**ABOUT THIS EXERCISE**
Any image found in the entries is to be skipped; the rest is returned word for word.

(Element data from apps and pages)

┄┄┄┄┄┄┄┄┄┄

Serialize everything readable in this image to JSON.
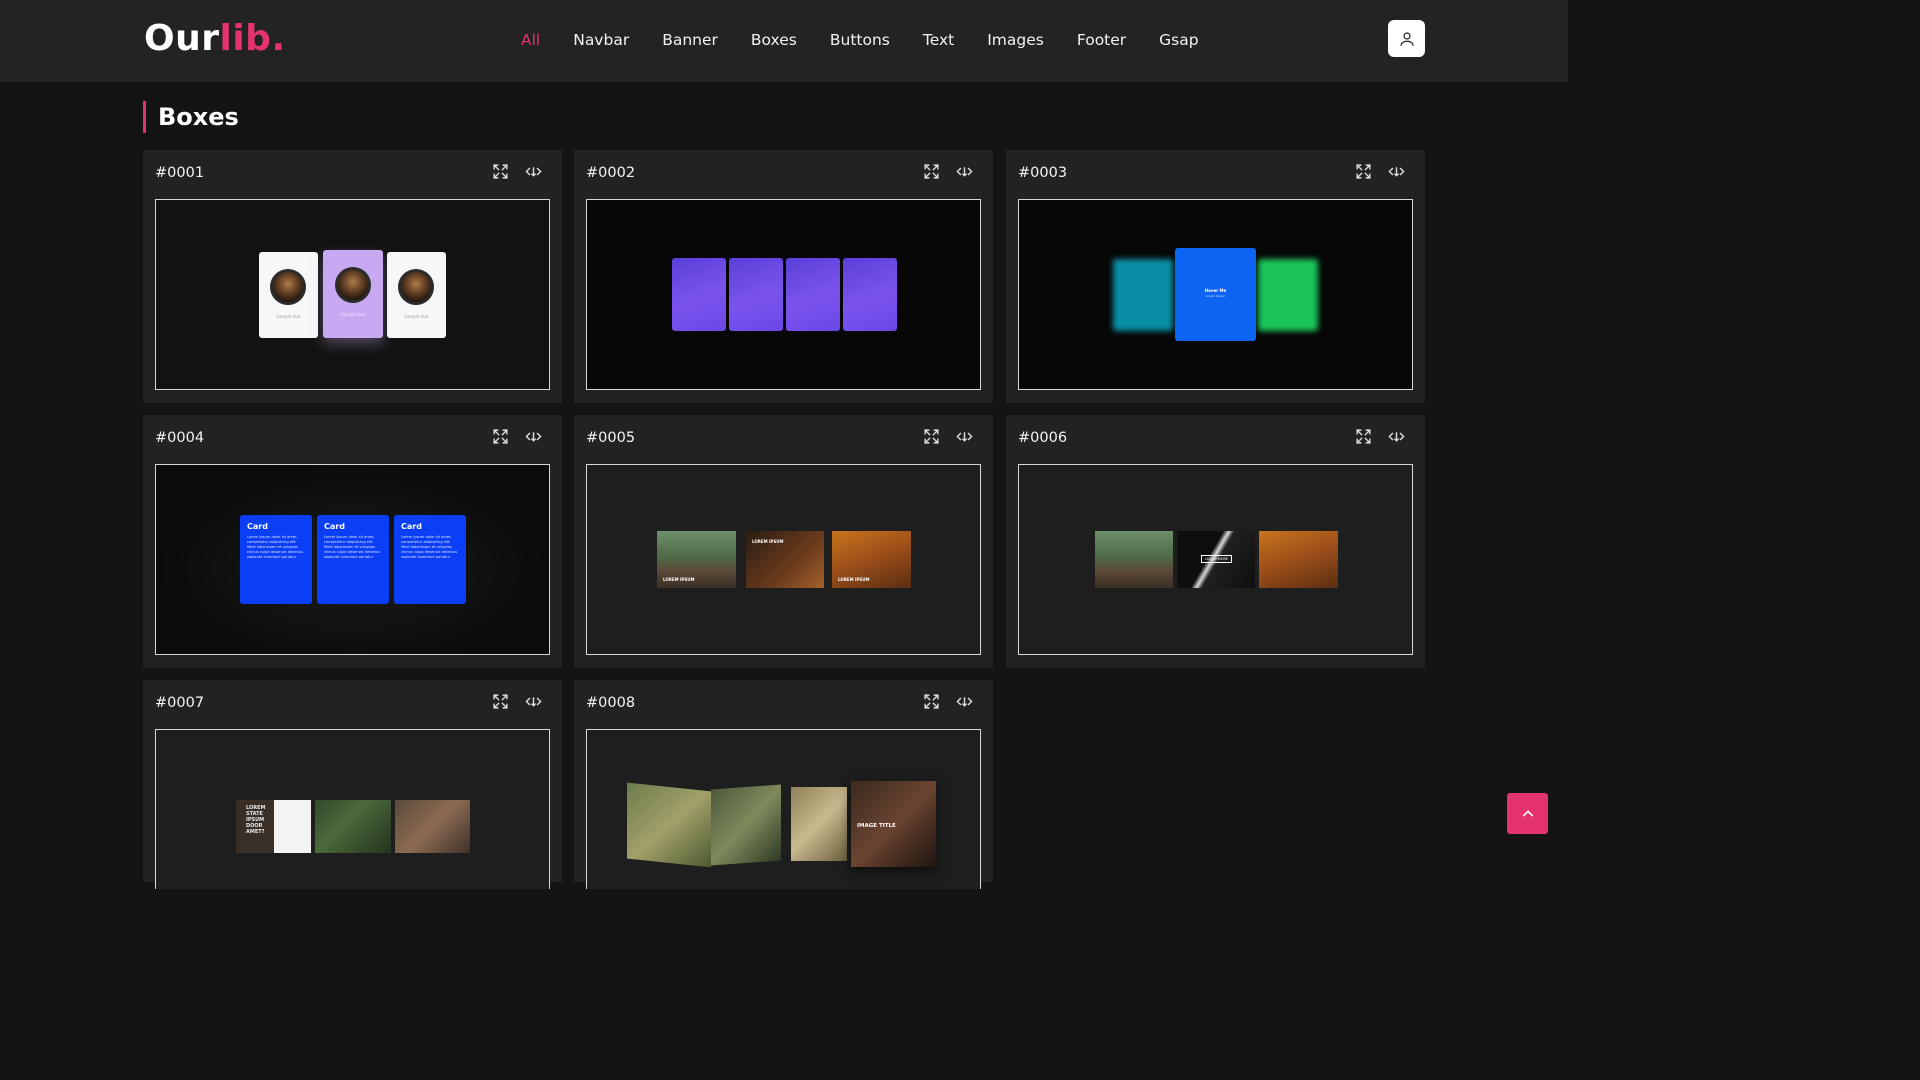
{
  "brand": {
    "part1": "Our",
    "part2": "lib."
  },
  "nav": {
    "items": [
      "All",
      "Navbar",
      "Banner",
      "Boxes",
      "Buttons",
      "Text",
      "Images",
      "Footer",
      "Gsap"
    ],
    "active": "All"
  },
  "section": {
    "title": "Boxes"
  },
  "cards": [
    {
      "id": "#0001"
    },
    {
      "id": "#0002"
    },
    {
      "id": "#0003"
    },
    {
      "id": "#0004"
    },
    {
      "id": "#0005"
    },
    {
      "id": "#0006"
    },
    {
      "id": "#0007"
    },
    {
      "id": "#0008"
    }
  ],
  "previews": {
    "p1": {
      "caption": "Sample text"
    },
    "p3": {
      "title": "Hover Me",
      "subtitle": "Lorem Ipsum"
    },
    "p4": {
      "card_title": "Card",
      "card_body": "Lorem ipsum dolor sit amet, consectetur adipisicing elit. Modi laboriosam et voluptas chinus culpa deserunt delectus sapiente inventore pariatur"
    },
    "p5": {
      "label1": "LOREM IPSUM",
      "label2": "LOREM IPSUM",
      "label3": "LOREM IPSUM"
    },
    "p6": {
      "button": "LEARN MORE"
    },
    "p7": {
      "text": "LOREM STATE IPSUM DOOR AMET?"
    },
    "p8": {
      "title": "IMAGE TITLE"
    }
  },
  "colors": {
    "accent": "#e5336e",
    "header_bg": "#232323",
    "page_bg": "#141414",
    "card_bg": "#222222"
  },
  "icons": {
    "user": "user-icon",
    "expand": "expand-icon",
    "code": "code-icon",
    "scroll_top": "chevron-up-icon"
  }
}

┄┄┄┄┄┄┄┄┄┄

**RESULT OF THIS TASK**
Serialize everything readable in this image to JSON.
{
  "brand": {
    "part1": "Our",
    "part2": "lib."
  },
  "nav": {
    "items": [
      "All",
      "Navbar",
      "Banner",
      "Boxes",
      "Buttons",
      "Text",
      "Images",
      "Footer",
      "Gsap"
    ],
    "active": "All"
  },
  "section": {
    "title": "Boxes"
  },
  "cards": [
    {
      "id": "#0001"
    },
    {
      "id": "#0002"
    },
    {
      "id": "#0003"
    },
    {
      "id": "#0004"
    },
    {
      "id": "#0005"
    },
    {
      "id": "#0006"
    },
    {
      "id": "#0007"
    },
    {
      "id": "#0008"
    }
  ],
  "previews": {
    "p1": {
      "caption": "Sample text"
    },
    "p3": {
      "title": "Hover Me",
      "subtitle": "Lorem Ipsum"
    },
    "p4": {
      "card_title": "Card",
      "card_body": "Lorem ipsum dolor sit amet, consectetur adipisicing elit. Modi laboriosam et voluptas chinus culpa deserunt delectus sapiente inventore pariatur"
    },
    "p5": {
      "label1": "LOREM IPSUM",
      "label2": "LOREM IPSUM",
      "label3": "LOREM IPSUM"
    },
    "p6": {
      "button": "LEARN MORE"
    },
    "p7": {
      "text": "LOREM STATE IPSUM DOOR AMET?"
    },
    "p8": {
      "title": "IMAGE TITLE"
    }
  },
  "colors": {
    "accent": "#e5336e",
    "header_bg": "#232323",
    "page_bg": "#141414",
    "card_bg": "#222222"
  },
  "icons": {
    "user": "user-icon",
    "expand": "expand-icon",
    "code": "code-icon",
    "scroll_top": "chevron-up-icon"
  }
}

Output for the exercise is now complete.